SOURCE DATA:
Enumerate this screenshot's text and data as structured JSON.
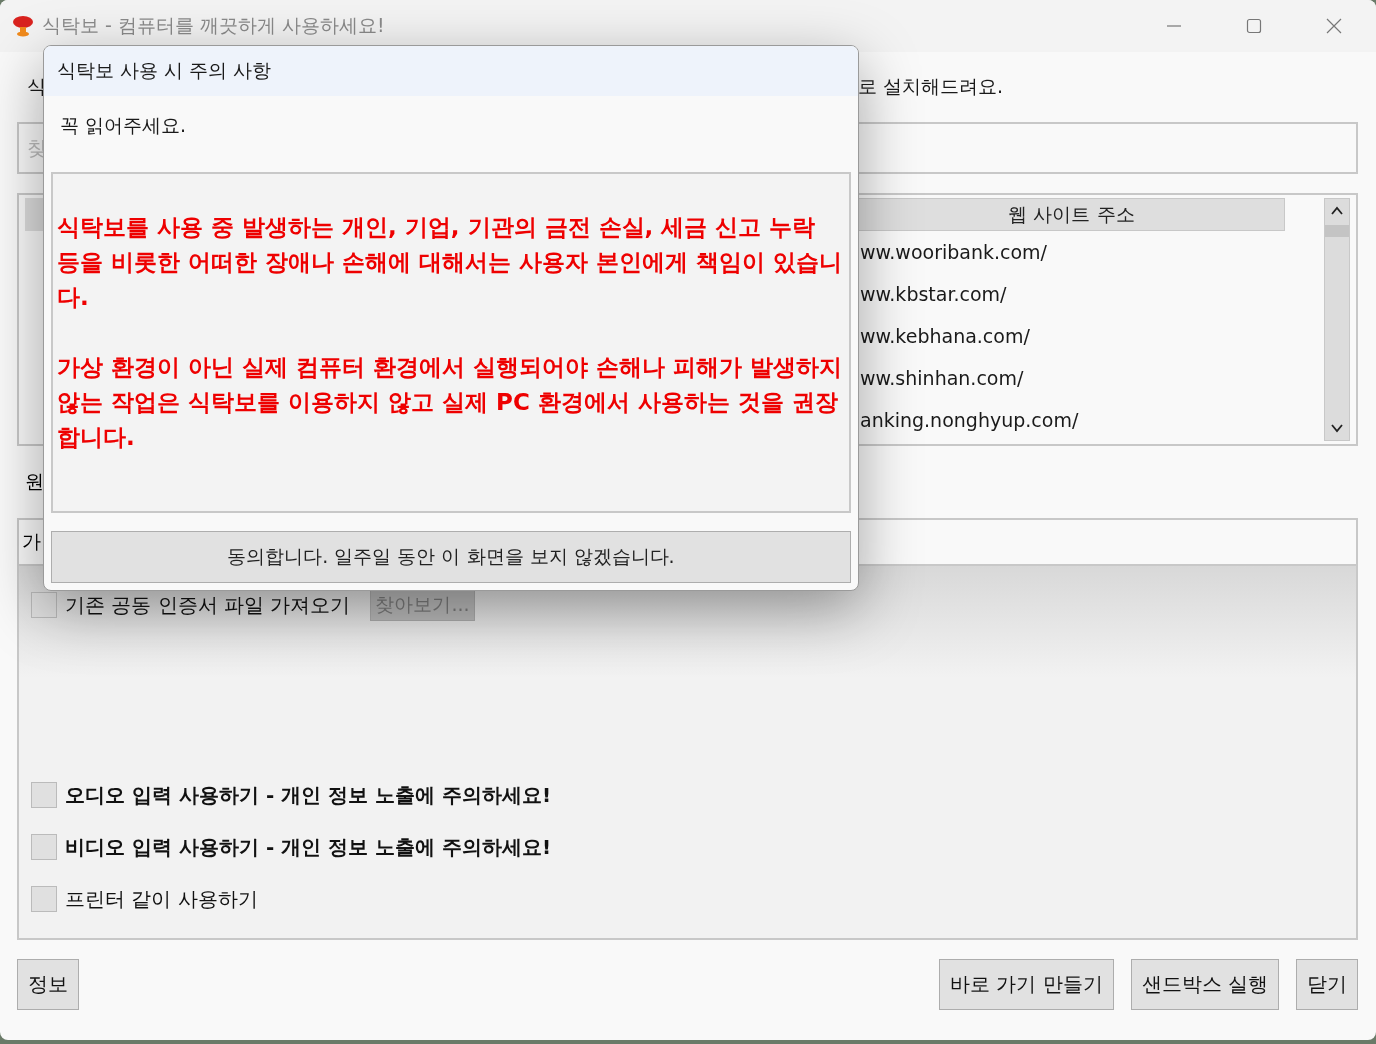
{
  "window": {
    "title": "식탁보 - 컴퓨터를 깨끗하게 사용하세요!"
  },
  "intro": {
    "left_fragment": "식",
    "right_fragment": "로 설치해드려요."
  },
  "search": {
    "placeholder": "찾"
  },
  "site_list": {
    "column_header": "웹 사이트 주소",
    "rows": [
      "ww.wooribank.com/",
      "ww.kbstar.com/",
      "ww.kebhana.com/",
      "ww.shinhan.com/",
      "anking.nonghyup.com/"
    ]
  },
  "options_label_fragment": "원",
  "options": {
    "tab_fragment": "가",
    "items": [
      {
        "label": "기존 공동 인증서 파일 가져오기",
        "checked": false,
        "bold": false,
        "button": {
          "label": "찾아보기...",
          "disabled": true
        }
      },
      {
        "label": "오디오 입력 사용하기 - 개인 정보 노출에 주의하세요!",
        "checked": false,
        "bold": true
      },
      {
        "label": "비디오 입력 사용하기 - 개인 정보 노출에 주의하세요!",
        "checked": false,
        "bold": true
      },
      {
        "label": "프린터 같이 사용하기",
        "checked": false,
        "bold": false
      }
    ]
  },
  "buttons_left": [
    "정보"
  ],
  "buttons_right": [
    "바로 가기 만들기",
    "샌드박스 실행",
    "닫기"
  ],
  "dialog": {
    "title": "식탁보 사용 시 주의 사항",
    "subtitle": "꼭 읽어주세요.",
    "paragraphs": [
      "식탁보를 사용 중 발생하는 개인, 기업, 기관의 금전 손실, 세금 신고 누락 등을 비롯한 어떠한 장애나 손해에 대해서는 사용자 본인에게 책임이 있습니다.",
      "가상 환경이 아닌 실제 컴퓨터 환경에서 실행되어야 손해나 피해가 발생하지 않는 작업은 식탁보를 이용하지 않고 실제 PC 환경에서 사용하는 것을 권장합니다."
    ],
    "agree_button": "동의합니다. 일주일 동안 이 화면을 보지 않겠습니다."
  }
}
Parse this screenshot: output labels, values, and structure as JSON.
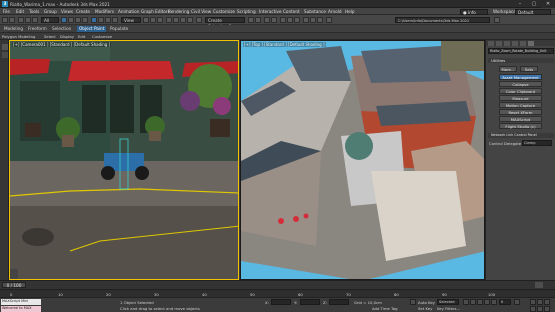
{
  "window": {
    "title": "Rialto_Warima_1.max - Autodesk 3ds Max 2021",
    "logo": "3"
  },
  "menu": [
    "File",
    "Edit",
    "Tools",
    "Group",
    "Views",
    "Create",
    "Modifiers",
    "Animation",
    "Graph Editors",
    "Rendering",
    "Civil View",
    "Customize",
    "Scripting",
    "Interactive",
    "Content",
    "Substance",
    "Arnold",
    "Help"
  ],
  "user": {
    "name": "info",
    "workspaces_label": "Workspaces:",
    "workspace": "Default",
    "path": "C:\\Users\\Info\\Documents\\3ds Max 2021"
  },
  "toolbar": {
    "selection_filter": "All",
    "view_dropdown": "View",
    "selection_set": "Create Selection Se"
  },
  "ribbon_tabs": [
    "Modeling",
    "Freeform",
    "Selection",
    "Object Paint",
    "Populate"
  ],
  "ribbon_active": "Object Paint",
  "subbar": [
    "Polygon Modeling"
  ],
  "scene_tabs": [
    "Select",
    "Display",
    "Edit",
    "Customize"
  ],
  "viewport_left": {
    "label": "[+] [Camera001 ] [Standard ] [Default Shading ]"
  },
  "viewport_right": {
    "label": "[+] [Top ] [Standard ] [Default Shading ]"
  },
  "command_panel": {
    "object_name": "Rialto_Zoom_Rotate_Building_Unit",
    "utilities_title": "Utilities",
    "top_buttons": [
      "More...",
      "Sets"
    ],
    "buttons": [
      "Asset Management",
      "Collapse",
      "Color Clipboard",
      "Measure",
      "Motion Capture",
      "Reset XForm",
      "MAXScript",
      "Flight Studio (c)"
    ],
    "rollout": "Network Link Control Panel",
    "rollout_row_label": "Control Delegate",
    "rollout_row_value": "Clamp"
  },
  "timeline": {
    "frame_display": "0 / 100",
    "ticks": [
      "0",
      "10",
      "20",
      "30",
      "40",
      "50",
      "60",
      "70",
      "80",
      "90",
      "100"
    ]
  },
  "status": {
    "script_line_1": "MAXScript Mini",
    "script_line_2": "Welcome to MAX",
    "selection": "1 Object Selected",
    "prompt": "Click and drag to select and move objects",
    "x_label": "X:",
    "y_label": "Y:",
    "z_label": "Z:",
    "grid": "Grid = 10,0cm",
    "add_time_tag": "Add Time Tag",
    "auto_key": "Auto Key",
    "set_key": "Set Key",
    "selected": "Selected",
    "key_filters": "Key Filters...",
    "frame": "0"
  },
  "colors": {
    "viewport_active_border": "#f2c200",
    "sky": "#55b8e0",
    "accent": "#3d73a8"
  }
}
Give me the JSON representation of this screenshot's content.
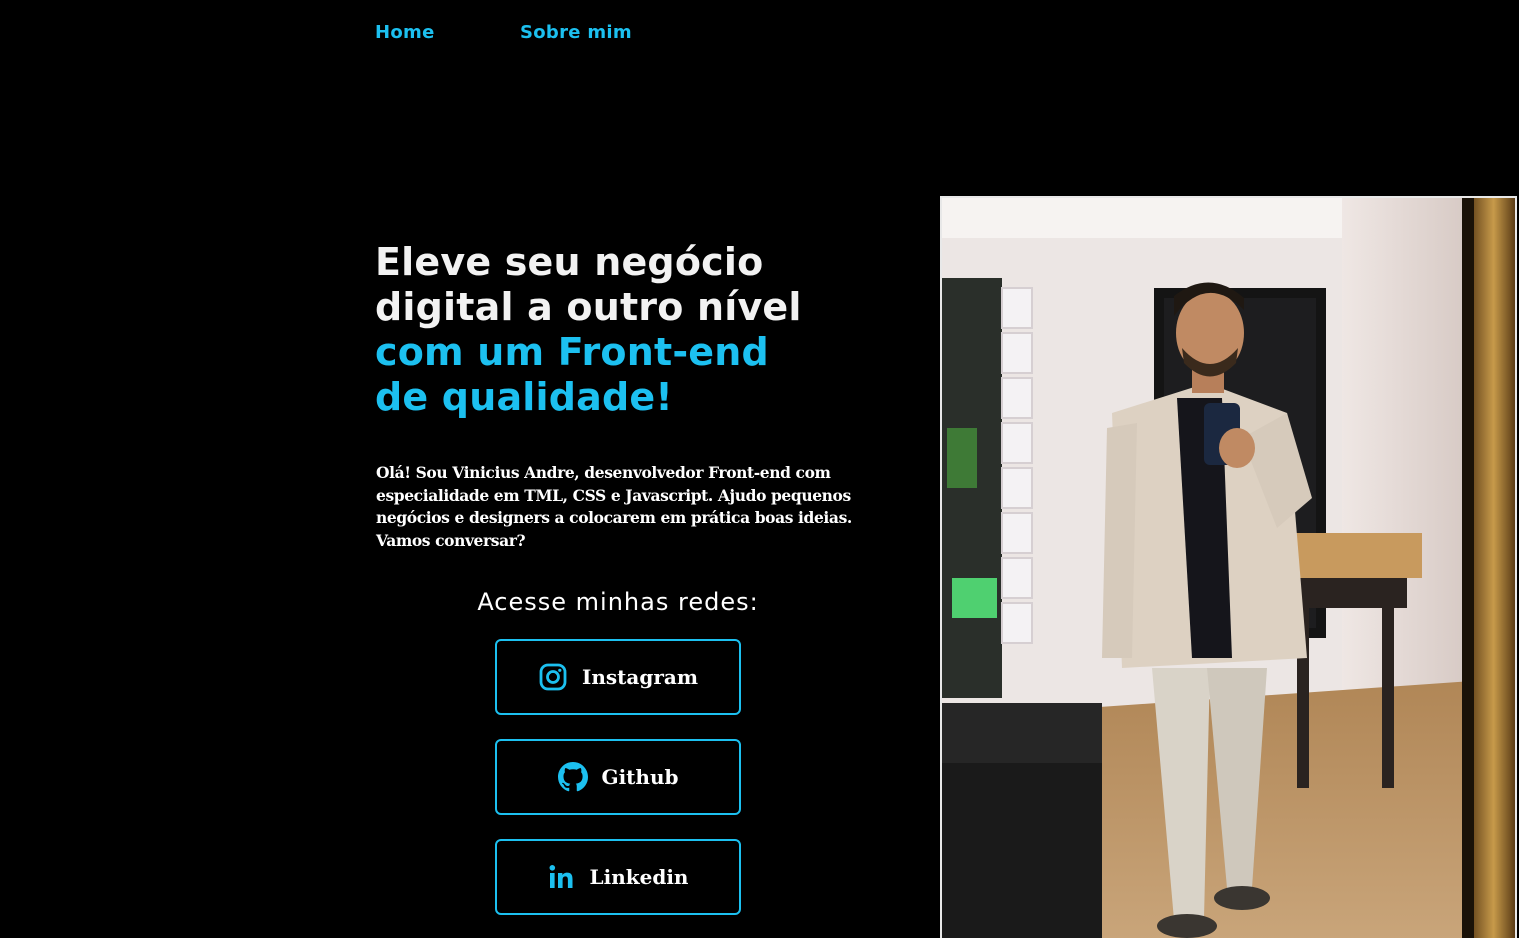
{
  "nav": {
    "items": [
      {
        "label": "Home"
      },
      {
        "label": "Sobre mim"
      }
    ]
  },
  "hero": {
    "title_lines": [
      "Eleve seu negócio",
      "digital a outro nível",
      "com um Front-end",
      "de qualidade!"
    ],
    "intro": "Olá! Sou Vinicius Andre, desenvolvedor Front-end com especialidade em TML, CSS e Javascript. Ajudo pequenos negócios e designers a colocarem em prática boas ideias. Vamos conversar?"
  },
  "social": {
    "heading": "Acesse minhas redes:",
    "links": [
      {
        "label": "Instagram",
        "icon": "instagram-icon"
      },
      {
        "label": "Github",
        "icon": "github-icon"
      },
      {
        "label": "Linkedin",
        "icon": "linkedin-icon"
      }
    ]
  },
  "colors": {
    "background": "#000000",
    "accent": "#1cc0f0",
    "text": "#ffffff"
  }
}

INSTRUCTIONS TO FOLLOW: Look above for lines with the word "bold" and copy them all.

YOUR RESPONSE:
        "bold": false,
        "bold": true
        "bold": true
        "bold": false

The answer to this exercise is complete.